In a second flagrant move to abrogate basic legal rights, Prime Minister Tony Abbott’s government this month forcibly transferred refugee detainees from Sydney’s Villawood detention centre to a remote camp at Curtin, on Australia’s northwest coast, in order to obstruct a legal case that the detainees had launched against the leaking of their personal details on the Internet.
In February, highly sensitive private details, including names, dates of birth, nationalities and places of detention, of around 10,000 asylum seekers were inexplicably published by the Department of Immigration and Border Protection on its web site.
A number of Villawood detainees initiated court applications on March 19, demanding permanent protection, because the privacy breach had put them and their relatives in their home countries, at even greater risk of persecution. The government’s first response was to try to coerce them into dropping their case.
In a signed letter, 50 asylum seekers from Villawood reported that Immigration and Border Protection staff attempted to intimidate them. After meeting some of these detainees, Dr John Sweeney, the head of research at the Edmund Rice Centre, confirmed that they were asked to sign a form clearing the department of any liability for the release of their personal data, including for harm they suffered after being deported to their native countries.
Sweeney commented: “They are effectively being asked to sign away a fundamental human right. These rights are inalienable and so even if a form has been signed, it is an illegal document.”
Then, in a punitive move to cut the detainees off from their lawyers, and remove them from the public eye, the government transferred 45 asylum seekers to Curtin, thousands of kilometres away, to an area where there is no mobile phone coverage.
Michaela Byers, the lawyer representing some of the detainees, said: “We can’t get instructions if the clients are on the other side of the continent with no telephone interpreters. There is only one landline in the centre manager’s phone. It’s outrageous—they are interfering with the judicial process and my clients’ rights. I find it so disturbing.”
Immigration and Border Protection officials claimed that the decision was necessary because of a refurbishment of the Villawood facility. But Sweeney asked: “Why couldn’t they just move them over the road into new refurbished accommodation?”
Lawyers applied for an injunction in the Federal Circuit Court to stop the transfers, yet a judge dismissed the application, saying there was no reason to interfere with the Department’s administrative arrangements.
The Curtin detention centre, which is surrounded by desert, is one of the most isolated places in Australia and close to the Curtin Air Base. Former Howard government Immigration Minister Philip Ruddock once described it as the country’s “most primitive” processing centre.

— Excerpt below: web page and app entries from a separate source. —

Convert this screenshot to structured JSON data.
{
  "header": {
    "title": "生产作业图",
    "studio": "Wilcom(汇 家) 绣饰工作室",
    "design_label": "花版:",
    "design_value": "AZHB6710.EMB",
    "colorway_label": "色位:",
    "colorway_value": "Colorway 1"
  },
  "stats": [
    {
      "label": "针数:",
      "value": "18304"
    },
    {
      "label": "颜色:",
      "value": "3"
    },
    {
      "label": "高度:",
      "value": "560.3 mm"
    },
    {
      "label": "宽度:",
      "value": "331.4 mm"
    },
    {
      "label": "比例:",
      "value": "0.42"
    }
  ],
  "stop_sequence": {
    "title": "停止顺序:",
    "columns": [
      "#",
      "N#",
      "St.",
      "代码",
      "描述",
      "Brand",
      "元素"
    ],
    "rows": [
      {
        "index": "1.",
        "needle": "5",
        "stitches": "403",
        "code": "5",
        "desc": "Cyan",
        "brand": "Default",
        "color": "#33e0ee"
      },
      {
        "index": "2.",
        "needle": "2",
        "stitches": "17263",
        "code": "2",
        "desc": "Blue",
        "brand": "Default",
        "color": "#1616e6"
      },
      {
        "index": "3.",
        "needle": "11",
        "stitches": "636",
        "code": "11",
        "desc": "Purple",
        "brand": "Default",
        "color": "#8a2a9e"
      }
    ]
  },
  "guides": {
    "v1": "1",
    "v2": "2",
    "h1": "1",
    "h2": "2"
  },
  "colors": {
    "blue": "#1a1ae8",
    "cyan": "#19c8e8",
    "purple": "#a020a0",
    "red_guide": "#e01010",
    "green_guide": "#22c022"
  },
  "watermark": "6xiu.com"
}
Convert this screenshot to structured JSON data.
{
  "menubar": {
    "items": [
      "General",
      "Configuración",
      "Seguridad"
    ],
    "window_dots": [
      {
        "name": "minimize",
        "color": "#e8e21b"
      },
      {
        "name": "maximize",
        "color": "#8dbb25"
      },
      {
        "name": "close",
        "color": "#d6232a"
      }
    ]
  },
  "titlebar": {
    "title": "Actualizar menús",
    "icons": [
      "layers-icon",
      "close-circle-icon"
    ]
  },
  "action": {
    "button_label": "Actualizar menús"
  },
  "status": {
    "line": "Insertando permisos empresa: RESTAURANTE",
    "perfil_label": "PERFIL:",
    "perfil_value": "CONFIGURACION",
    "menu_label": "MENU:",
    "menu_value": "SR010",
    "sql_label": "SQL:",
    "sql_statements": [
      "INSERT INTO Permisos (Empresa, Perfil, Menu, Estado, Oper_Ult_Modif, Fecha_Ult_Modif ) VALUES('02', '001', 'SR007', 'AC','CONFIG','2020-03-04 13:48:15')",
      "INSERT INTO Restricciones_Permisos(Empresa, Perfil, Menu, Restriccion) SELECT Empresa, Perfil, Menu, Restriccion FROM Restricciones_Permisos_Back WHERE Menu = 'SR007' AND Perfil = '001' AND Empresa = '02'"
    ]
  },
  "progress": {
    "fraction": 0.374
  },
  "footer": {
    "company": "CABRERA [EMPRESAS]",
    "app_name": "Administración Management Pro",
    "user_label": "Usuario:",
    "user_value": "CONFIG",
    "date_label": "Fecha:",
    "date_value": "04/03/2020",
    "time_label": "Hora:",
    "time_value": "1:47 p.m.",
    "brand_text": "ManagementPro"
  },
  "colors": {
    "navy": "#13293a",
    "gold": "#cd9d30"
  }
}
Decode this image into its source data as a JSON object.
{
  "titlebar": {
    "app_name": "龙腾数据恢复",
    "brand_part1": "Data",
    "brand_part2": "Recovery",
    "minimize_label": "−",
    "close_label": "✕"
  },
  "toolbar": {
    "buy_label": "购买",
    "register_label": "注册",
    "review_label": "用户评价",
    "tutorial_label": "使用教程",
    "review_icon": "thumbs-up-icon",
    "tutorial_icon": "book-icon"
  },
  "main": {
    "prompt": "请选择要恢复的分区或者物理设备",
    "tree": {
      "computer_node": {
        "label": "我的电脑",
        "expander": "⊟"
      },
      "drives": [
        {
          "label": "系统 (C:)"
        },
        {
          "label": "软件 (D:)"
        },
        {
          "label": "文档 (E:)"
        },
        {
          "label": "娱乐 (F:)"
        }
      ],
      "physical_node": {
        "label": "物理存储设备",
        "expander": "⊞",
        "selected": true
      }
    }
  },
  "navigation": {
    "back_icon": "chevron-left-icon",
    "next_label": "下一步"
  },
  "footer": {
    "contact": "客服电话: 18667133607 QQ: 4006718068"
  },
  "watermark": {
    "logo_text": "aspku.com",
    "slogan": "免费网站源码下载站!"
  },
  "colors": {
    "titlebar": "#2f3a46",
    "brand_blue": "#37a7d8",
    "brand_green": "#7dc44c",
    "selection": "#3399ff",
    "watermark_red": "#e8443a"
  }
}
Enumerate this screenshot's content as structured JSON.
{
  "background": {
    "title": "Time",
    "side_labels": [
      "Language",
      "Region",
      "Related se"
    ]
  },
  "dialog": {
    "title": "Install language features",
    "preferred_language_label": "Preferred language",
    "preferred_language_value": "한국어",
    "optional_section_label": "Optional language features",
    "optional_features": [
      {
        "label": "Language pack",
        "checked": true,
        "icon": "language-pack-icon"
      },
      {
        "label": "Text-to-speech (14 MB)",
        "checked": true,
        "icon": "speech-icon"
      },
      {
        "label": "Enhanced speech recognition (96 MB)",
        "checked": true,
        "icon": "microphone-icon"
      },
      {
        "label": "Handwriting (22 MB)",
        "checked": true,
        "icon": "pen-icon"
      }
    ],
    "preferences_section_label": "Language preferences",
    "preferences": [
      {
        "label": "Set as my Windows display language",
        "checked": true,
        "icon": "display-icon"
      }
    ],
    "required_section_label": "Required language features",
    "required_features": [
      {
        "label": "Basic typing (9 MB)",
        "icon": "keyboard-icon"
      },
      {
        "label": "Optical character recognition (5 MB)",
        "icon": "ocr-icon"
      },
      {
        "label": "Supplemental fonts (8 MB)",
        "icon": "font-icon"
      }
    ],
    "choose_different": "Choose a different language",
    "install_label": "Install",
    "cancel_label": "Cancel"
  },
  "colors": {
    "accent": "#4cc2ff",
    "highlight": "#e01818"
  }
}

It was closed in 2002, but re-opened in 2010 by the previous Labor government.
By shifting these refugees to a remote location and cutting off all legal aid, in outright contempt of basic legal rights, the current government is also setting precedents that can be used more broadly against working class people as resistance develops to the scrapping of welfare entitlements and other brutal austerity measures.